Recent Op-Eds

Earlier this week, Senate Democrats blocked the Senate from considering a bill that would have responded to serious crimes being committed by undocumented immigrants within the United States. The Stop Sanctuary Policies and Protect Americans Act would have penalized sanctuary jurisdictions across the United States by withholding certain federal funds, beefing up our current re-entry laws, and protecting local law enforcement officers who comply with federal immigration orders. But Senate Democrats said “no” to that common-sense approach.
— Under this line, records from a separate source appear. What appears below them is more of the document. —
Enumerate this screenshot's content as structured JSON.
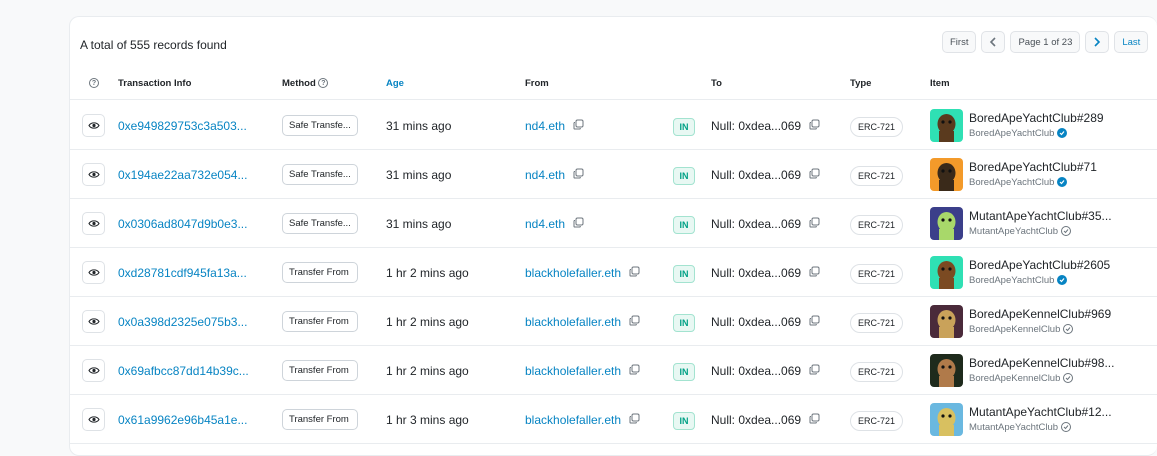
{
  "summary": "A total of 555 records found",
  "pagination": {
    "first": "First",
    "page": "Page 1 of 23",
    "last": "Last"
  },
  "headers": {
    "help": "?",
    "txn": "Transaction Info",
    "method": "Method",
    "age": "Age",
    "from": "From",
    "to": "To",
    "type": "Type",
    "item": "Item"
  },
  "colors": {
    "accent": "#0784c3",
    "in_badge": "#00a186"
  },
  "rows": [
    {
      "txn": "0xe949829753c3a503...",
      "method": "Safe Transfe...",
      "age": "31 mins ago",
      "from": "nd4.eth",
      "dir": "IN",
      "to": "Null: 0xdea...069",
      "type": "ERC-721",
      "item": "BoredApeYachtClub#289",
      "collection": "BoredApeYachtClub",
      "verified": true,
      "thumb_bg": "#2fe0b4",
      "thumb_fg": "#5a3a1e"
    },
    {
      "txn": "0x194ae22aa732e054...",
      "method": "Safe Transfe...",
      "age": "31 mins ago",
      "from": "nd4.eth",
      "dir": "IN",
      "to": "Null: 0xdea...069",
      "type": "ERC-721",
      "item": "BoredApeYachtClub#71",
      "collection": "BoredApeYachtClub",
      "verified": true,
      "thumb_bg": "#f39a2a",
      "thumb_fg": "#3a2a1a"
    },
    {
      "txn": "0x0306ad8047d9b0e3...",
      "method": "Safe Transfe...",
      "age": "31 mins ago",
      "from": "nd4.eth",
      "dir": "IN",
      "to": "Null: 0xdea...069",
      "type": "ERC-721",
      "item": "MutantApeYachtClub#35...",
      "collection": "MutantApeYachtClub",
      "verified": false,
      "thumb_bg": "#3b3f8a",
      "thumb_fg": "#a8d86a"
    },
    {
      "txn": "0xd28781cdf945fa13a...",
      "method": "Transfer From",
      "age": "1 hr 2 mins ago",
      "from": "blackholefaller.eth",
      "dir": "IN",
      "to": "Null: 0xdea...069",
      "type": "ERC-721",
      "item": "BoredApeYachtClub#2605",
      "collection": "BoredApeYachtClub",
      "verified": true,
      "thumb_bg": "#2fe0b4",
      "thumb_fg": "#7b4a22"
    },
    {
      "txn": "0x0a398d2325e075b3...",
      "method": "Transfer From",
      "age": "1 hr 2 mins ago",
      "from": "blackholefaller.eth",
      "dir": "IN",
      "to": "Null: 0xdea...069",
      "type": "ERC-721",
      "item": "BoredApeKennelClub#969",
      "collection": "BoredApeKennelClub",
      "verified": false,
      "thumb_bg": "#4a2a3a",
      "thumb_fg": "#c9a25a"
    },
    {
      "txn": "0x69afbcc87dd14b39c...",
      "method": "Transfer From",
      "age": "1 hr 2 mins ago",
      "from": "blackholefaller.eth",
      "dir": "IN",
      "to": "Null: 0xdea...069",
      "type": "ERC-721",
      "item": "BoredApeKennelClub#98...",
      "collection": "BoredApeKennelClub",
      "verified": false,
      "thumb_bg": "#1e2a1c",
      "thumb_fg": "#b07a4a"
    },
    {
      "txn": "0x61a9962e96b45a1e...",
      "method": "Transfer From",
      "age": "1 hr 3 mins ago",
      "from": "blackholefaller.eth",
      "dir": "IN",
      "to": "Null: 0xdea...069",
      "type": "ERC-721",
      "item": "MutantApeYachtClub#12...",
      "collection": "MutantApeYachtClub",
      "verified": false,
      "thumb_bg": "#6ab8e0",
      "thumb_fg": "#d8c060"
    }
  ]
}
Right now, according to the Department of Homeland Security (DHS), 340 jurisdictions across our country have official policies discouraging cooperation with federal immigration enforcement officers. Among other things, that means that these jurisdictions regularly ignore what are called detainers – requests from DHS to hold an individual for deportation, usually for 48 hours. While a majority of cities require law enforcement officials to comply with these requests, officials in sanctuary cities regularly ignore them. As a result, approximately 1,000 undocumented criminals are released each month.

There is a terrible human cost to sanctuary cities’ decision to refuse to cooperate with U.S. immigration law. Kate Steinle, for one, paid that cost when she was murdered on a San Francisco pier while walking with her father on July 1, 2015. She was shot by an undocumented immigrant who had been convicted of no fewer than seven felonies prior to the city of San Francisco’s decision to ignore a DHS request and release this man into the population. And Kate Steinle is not alone. Unfortunately, too many similar events have occurred throughout the country.

The Stop Sanctuary Policies and Protect Americans Act, which has strong support from law enforcement organizations and victims’ families, would withhold federal funds under three grant programs and redirect those funds to jurisdictions that comply with federal immigration laws. It would also provide crucial legal protections to law enforcement officers that would allow them to cooperate with federal immigration authorities without fear of lawsuits, and it incorporates provisions of Kate’s Law – named after Kate Steinle – which would increase the maximum penalty for illegally re-entering the United States after being deported.

What happened to Kate Steinle on that pier in San Francisco should never have happened, and it likely could have been prevented if San Francisco had chosen to respect DHS’ request to hold her killer until immigration officers could pick him up. I hope that the Stop Sanctuary Policies and Protect Americans Act will eventually move forward in the Senate and that we will be able to send a version of this legislation to the president. It’s past time to start ensuring that dangerous criminals like Kate Steinle’s killer don’t end up back on our streets.